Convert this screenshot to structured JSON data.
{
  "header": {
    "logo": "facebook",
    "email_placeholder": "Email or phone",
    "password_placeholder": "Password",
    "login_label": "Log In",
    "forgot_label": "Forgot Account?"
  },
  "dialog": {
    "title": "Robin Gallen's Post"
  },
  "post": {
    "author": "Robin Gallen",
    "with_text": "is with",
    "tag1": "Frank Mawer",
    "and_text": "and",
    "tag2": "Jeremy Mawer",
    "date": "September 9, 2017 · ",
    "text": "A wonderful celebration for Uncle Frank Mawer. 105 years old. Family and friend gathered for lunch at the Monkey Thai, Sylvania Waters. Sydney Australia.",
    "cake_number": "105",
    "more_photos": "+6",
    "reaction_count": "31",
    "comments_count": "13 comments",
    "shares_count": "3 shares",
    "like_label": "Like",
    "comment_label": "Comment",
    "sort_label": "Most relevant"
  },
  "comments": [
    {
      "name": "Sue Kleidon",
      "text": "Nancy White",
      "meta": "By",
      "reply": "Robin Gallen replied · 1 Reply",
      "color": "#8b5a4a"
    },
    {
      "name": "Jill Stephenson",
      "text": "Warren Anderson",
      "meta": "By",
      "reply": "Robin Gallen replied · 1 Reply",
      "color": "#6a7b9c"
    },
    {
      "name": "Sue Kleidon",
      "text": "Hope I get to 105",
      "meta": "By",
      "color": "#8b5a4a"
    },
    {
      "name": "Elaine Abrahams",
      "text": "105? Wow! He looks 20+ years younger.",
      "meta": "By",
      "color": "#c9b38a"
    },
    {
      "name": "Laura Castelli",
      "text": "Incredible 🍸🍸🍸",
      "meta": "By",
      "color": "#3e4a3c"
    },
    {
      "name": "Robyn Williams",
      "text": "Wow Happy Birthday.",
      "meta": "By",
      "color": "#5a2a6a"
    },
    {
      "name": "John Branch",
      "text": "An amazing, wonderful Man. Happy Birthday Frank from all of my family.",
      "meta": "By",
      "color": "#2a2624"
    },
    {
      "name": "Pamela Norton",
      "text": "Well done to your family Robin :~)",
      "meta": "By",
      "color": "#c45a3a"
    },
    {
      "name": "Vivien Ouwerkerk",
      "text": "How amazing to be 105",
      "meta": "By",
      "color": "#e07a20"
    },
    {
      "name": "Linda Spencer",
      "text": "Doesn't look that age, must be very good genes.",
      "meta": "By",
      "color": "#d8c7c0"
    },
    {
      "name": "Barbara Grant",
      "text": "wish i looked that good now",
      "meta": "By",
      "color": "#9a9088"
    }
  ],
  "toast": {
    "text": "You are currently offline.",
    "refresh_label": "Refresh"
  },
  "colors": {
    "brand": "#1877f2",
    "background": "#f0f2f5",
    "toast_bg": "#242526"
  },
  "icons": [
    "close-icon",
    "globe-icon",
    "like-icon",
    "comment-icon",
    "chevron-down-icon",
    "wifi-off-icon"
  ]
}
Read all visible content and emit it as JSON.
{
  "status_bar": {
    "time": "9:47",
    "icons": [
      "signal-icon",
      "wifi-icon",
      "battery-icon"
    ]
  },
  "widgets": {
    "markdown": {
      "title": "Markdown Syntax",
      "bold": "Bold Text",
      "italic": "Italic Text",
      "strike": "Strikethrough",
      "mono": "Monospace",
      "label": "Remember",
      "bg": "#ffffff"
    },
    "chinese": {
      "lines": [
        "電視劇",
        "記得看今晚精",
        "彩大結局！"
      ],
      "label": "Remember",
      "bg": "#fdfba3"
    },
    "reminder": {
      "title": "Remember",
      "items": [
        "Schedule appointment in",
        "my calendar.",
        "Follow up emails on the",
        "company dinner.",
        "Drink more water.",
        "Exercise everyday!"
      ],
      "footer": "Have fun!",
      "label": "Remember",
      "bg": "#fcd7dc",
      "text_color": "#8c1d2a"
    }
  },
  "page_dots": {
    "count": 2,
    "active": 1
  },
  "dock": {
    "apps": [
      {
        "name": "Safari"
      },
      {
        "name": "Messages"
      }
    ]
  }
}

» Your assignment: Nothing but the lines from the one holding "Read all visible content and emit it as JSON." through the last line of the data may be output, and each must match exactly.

» Exercise output:
Read all visible content and emit it as JSON.
{
  "status_bar": {
    "time": "9:47",
    "icons": [
      "signal-icon",
      "wifi-icon",
      "battery-icon"
    ]
  },
  "widgets": {
    "markdown": {
      "title": "Markdown Syntax",
      "bold": "Bold Text",
      "italic": "Italic Text",
      "strike": "Strikethrough",
      "mono": "Monospace",
      "label": "Remember",
      "bg": "#ffffff"
    },
    "chinese": {
      "lines": [
        "電視劇",
        "記得看今晚精",
        "彩大結局！"
      ],
      "label": "Remember",
      "bg": "#fdfba3"
    },
    "reminder": {
      "title": "Remember",
      "items": [
        "Schedule appointment in",
        "my calendar.",
        "Follow up emails on the",
        "company dinner.",
        "Drink more water.",
        "Exercise everyday!"
      ],
      "footer": "Have fun!",
      "label": "Remember",
      "bg": "#fcd7dc",
      "text_color": "#8c1d2a"
    }
  },
  "page_dots": {
    "count": 2,
    "active": 1
  },
  "dock": {
    "apps": [
      {
        "name": "Safari"
      },
      {
        "name": "Messages"
      }
    ]
  }
}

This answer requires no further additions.